• DATA EXCERPTS
□ □ □ □ □ □ □

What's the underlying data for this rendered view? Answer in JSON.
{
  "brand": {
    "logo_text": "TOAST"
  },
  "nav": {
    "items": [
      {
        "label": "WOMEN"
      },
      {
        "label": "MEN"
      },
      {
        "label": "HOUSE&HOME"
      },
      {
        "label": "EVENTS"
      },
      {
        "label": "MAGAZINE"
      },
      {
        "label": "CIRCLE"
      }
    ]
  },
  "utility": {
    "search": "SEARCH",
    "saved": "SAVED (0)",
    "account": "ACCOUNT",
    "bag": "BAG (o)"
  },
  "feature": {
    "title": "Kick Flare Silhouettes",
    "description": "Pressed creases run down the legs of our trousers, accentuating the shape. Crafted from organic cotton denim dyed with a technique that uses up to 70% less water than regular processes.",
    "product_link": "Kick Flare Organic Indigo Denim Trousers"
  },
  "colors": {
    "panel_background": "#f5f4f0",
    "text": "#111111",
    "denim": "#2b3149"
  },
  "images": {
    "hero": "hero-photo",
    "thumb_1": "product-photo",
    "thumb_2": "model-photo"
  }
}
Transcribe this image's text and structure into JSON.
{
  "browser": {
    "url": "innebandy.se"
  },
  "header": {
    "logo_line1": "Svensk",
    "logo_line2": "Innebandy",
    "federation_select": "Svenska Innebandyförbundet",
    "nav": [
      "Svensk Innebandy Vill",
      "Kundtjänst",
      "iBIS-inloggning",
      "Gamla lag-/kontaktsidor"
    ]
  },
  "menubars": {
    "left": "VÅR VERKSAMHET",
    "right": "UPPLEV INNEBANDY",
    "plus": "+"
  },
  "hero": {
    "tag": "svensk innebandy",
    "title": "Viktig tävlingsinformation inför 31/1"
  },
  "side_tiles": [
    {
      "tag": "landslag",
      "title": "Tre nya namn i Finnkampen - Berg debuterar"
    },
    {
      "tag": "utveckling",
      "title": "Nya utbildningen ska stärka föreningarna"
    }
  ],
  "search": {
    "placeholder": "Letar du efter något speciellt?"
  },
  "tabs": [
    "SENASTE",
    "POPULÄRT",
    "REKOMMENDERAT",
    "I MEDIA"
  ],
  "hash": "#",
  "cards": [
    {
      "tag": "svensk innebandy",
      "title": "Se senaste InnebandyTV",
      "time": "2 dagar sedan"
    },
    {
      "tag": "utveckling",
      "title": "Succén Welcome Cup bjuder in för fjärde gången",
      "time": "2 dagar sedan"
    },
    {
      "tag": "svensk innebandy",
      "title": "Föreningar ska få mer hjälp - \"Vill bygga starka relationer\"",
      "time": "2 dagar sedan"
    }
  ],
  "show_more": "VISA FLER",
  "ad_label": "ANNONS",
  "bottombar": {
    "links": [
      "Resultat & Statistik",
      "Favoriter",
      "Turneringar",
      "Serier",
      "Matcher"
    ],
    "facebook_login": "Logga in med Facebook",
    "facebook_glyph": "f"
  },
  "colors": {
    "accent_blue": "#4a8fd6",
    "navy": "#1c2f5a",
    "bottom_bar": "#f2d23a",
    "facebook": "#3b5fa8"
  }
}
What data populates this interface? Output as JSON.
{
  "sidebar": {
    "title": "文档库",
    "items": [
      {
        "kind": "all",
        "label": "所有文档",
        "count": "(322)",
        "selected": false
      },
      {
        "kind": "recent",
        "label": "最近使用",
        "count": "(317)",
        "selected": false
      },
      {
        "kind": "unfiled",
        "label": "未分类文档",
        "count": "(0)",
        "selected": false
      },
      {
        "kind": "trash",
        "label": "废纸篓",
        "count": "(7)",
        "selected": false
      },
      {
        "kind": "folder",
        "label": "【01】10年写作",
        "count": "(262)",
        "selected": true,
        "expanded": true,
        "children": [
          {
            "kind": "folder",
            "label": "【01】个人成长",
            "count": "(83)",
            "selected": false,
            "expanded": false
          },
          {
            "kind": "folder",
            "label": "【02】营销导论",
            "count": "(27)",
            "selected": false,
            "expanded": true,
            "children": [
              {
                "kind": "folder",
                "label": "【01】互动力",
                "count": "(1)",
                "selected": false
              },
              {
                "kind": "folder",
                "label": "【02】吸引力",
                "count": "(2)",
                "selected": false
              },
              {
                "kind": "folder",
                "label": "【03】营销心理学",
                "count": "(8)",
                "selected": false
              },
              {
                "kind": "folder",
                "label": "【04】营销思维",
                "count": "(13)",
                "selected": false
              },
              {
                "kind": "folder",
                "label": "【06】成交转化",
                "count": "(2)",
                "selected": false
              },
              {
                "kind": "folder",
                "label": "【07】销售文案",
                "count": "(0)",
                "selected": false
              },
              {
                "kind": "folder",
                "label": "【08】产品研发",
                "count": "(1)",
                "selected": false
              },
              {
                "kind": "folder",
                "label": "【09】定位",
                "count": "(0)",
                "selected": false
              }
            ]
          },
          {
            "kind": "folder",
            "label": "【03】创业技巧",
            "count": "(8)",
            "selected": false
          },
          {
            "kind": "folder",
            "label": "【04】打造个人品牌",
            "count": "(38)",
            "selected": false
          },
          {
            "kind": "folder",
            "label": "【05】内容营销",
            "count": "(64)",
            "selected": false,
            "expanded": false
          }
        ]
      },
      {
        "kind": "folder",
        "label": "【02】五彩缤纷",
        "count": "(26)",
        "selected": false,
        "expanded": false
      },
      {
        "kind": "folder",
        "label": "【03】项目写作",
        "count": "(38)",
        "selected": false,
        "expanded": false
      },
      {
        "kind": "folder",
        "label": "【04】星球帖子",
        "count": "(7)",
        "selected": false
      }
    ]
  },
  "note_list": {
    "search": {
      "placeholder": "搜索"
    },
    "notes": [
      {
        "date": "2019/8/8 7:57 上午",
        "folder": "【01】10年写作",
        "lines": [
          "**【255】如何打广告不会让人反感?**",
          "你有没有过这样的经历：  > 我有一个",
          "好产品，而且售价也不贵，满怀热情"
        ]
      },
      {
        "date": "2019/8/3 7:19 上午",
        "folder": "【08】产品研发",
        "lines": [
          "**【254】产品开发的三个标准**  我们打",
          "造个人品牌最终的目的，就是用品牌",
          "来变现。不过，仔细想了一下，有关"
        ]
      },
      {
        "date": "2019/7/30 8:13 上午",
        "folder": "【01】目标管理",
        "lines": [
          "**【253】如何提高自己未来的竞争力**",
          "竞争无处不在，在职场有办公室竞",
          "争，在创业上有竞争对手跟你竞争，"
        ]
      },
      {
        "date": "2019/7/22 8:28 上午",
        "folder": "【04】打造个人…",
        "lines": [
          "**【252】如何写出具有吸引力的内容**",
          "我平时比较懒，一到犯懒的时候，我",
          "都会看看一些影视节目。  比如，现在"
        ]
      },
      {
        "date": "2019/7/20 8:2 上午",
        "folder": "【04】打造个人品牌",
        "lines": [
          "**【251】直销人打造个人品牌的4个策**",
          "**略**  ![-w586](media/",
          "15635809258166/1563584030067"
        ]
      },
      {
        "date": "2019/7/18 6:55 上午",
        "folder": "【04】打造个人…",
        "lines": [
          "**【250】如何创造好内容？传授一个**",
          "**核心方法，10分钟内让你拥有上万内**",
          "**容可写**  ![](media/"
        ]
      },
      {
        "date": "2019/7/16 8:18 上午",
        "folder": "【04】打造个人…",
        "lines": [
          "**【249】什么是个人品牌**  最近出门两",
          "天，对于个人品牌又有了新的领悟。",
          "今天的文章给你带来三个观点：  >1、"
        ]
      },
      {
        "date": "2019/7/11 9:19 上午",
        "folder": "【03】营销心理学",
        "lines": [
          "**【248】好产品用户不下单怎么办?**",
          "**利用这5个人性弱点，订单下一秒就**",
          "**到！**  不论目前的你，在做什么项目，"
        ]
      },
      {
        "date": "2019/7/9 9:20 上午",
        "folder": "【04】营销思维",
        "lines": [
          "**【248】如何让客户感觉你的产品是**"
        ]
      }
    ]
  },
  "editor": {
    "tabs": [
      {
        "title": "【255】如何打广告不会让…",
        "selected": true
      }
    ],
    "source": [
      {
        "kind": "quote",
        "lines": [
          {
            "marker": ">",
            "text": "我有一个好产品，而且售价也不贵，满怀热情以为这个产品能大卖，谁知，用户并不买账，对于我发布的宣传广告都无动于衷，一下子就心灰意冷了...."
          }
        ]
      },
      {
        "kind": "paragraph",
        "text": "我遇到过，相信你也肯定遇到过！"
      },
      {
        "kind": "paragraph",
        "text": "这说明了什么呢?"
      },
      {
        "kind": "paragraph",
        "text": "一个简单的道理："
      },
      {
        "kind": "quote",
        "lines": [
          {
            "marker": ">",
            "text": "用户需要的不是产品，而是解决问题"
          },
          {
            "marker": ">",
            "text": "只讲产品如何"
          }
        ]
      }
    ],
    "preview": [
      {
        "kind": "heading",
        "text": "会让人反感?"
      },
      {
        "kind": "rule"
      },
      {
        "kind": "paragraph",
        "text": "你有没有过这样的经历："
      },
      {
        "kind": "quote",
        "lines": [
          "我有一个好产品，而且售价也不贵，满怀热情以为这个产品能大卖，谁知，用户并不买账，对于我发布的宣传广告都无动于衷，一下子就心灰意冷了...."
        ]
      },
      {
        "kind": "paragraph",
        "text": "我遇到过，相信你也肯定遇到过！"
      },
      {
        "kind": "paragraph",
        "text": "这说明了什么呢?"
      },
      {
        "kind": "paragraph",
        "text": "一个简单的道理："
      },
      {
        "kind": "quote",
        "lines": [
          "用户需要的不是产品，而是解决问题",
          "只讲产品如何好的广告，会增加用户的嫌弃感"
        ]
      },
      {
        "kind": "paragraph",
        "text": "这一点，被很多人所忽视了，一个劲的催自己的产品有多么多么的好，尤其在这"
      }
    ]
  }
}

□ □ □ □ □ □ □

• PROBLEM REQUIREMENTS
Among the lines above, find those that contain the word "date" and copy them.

• REPLY TO THE TASK
        "date": "2019/8/8 7:57 上午",
        "date": "2019/8/3 7:19 上午",
        "date": "2019/7/30 8:13 上午",
        "date": "2019/7/22 8:28 上午",
        "date": "2019/7/20 8:2 上午",
        "date": "2019/7/18 6:55 上午",
        "date": "2019/7/16 8:18 上午",
        "date": "2019/7/11 9:19 上午",
        "date": "2019/7/9 9:20 上午",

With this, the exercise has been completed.